As we have seen in the previous chapters an ice sheet can easily become a few kilometers thick. For example, the ice thickness on Antarctica reaches values of more than 4500 m with a mean value of about 2000 m. So a considerable pressure is exerted on the underlying bedrock, which will deflect to restore the equilibrium of forces. In some ice—sheet models the effect of ice thickness on bedrock topography is incorporated by assuming local,isostatic adjustment (with a time lag of 4000 years, say).However, the rigidity of the lithosphere gives rise to deviations from isostatic equilibrium, especially near the edges of the sheet.
Weitere Kapitel dieses Buchs durch Wischen aufrufen
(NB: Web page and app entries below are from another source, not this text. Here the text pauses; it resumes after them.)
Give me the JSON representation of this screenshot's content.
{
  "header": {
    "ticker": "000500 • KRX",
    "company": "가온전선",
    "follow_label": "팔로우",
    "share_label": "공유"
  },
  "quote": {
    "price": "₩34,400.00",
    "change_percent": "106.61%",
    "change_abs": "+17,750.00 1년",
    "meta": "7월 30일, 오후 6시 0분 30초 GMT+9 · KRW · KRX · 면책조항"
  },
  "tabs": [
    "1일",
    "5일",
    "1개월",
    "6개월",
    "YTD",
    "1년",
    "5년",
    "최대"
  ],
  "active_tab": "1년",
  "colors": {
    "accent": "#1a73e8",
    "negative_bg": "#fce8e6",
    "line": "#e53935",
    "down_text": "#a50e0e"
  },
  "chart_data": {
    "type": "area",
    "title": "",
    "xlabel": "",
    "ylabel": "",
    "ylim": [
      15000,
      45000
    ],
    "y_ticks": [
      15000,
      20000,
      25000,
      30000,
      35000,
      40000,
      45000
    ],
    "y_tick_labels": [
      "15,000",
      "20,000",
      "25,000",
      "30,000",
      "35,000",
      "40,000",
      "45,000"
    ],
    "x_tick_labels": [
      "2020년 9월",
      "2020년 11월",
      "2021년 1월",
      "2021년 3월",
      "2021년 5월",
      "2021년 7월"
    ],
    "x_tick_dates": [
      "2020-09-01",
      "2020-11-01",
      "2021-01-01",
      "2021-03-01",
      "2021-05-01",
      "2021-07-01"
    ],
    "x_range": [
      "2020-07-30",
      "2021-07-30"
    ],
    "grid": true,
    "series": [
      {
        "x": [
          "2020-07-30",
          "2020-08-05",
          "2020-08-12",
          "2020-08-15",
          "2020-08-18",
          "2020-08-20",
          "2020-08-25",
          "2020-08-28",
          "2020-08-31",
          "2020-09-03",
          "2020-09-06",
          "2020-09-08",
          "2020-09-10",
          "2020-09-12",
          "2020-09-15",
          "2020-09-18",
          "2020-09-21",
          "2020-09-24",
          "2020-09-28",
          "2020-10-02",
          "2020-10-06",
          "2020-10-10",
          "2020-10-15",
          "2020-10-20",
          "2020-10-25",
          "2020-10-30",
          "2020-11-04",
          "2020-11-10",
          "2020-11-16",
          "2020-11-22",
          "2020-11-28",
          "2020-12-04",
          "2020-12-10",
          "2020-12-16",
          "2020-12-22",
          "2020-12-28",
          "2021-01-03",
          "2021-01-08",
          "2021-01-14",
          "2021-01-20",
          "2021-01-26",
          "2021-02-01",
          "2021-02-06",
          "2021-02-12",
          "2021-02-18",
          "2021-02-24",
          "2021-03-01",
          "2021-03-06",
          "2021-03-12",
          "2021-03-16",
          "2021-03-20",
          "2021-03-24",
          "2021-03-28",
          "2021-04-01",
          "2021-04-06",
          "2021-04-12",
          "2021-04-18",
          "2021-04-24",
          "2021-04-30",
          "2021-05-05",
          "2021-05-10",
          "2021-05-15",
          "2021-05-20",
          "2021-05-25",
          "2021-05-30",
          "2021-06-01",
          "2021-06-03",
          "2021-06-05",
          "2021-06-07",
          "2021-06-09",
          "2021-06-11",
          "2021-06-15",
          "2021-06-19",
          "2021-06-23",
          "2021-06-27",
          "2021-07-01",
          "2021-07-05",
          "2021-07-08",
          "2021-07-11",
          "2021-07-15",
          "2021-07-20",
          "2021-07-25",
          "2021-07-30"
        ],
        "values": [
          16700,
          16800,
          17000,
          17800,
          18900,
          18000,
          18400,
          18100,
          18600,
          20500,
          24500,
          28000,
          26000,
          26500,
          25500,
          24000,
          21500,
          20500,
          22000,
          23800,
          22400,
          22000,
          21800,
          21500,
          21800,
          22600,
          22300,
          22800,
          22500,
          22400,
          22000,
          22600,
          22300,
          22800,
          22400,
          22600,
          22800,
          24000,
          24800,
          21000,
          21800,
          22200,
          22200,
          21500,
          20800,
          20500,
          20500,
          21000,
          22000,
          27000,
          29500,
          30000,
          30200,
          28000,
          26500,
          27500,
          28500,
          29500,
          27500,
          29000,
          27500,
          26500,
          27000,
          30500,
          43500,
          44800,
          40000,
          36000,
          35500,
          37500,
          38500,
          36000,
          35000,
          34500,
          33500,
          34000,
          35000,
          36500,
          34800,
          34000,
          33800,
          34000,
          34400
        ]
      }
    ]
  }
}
- Bedrock Adjustment
C. J. van der Veen
- Springer Netherlands